And my next thought: “Bull. Shit. I am NOT going to be one of those people.”
So I thanked him, hung up the phone, drove my butt home (without getting my green tea, for the record), marched inside, kissed Arlow, looked up at the ceiling and said: “Okay, God. It’s just You and me. Let’s do this.”
And I lit candles, and made tea, and got some nail polish out and decided that I’m done. I’m doing being afraid of being alone. I’m done with the panic. I’m done.
Whatever inside of me is broken, whatever it is that is making panic a recurring theme, I’m not running from it anymore. I’m not running from it, and I’m not going to try to take anything else and fit it into that place inside of me that is broken. Because that isn’t the solution. All it does is keep me spinning in circles, looking to the wrong things to fix my hurt, and completely oblivious to why I’m hurting so much in the first place.
So tonight I hunkered down. I told myself I’d breathe deeply and that any thought I had or activity I did that made me feel even the slightest twinge of panic, I’d stop. I would be gentle with myself.
I told myself I’d give this night to God, letting Him speak to me in the quiet moments- through the things that made me feel fear, the things that brought me peace, the things that made me feel hope. And I would, in that way, find out what it is inside of me that is broken, and also, what is holding me together.
You know what I’ve learned tonight? If you let your brain fill up, and then trust yourself to sort through the thoughts to determine what is true and what isn’t, you’ve already lost. You have to catch the thought on the front-end.
Like a bouncer.
“How does this thought make me feel?” you have to ask as the thought shows up at the door in its party clothes, smacking its gum and twirling its hair. And if the answer is: afraid, panicked, hopeless, defeated, depressed, anxious, etc., then it’s not a thought from the Lord. Send it packing.
You know what else I’ve learned? When you approach uncomfortable emotions with a “how do I fix it!?” mentality, you’re essentially setting yourself up for a panic attack.
At least that’s true if you’re me.
Because most of the time, there’s no immediate solution. And if you’re looking for a solution, and no solution exists, you’re going to feel like a person gasping for air underwater. Enter: panic.
And so, it might feel irrational, but the best way to cope with whatever bullcrap emotion it is that’s causing you so much turmoil isn’t to fix it, but to let it be. You just have to ride it out, breathing deep, and letting the bouncer stand with its hands on its hips at the door of your mind.
And then you can endure without inviting panic in to complicate things.

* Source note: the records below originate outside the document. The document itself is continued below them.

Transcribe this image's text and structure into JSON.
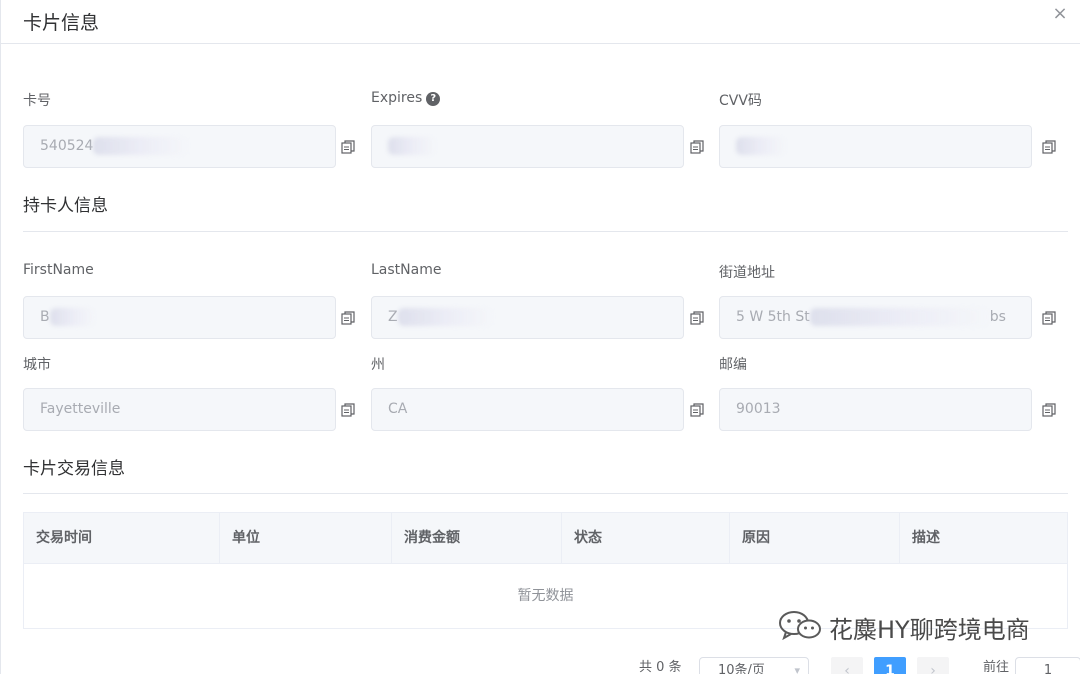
{
  "dialog": {
    "title": "卡片信息",
    "close_glyph": "×"
  },
  "card": {
    "number_label": "卡号",
    "number_value": "540524",
    "expires_label": "Expires",
    "expires_help_glyph": "?",
    "cvv_label": "CVV码"
  },
  "holder": {
    "section_title": "持卡人信息",
    "firstname_label": "FirstName",
    "firstname_value": "B",
    "lastname_label": "LastName",
    "lastname_value": "Z",
    "street_label": "街道地址",
    "street_value": "5 W 5th St",
    "street_suffix": "bs",
    "city_label": "城市",
    "city_value": "Fayetteville",
    "state_label": "州",
    "state_value": "CA",
    "zip_label": "邮编",
    "zip_value": "90013"
  },
  "transactions": {
    "section_title": "卡片交易信息",
    "columns": [
      "交易时间",
      "单位",
      "消费金额",
      "状态",
      "原因",
      "描述"
    ],
    "empty_text": "暂无数据"
  },
  "pagination": {
    "total_text": "共 0 条",
    "page_size": "10条/页",
    "current_page": "1",
    "prev_glyph": "‹",
    "next_glyph": "›",
    "goto_label": "前往",
    "goto_value": "1"
  },
  "watermark": {
    "text": "花麋HY聊跨境电商"
  },
  "icons": {
    "copy": "copy-icon",
    "close": "close-icon",
    "help": "question-circle-icon",
    "wechat": "wechat-icon"
  },
  "colors": {
    "primary": "#409eff",
    "border": "#e4e7ed",
    "field_bg": "#f5f7fa"
  }
}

Your mind is guarded,
you’re breathing deeply,
and your heart is safe because it’s in its Creator’s hands.
There’s nothing to fix.
There is only this moment in which to be present.
And when possible, drink some green tea.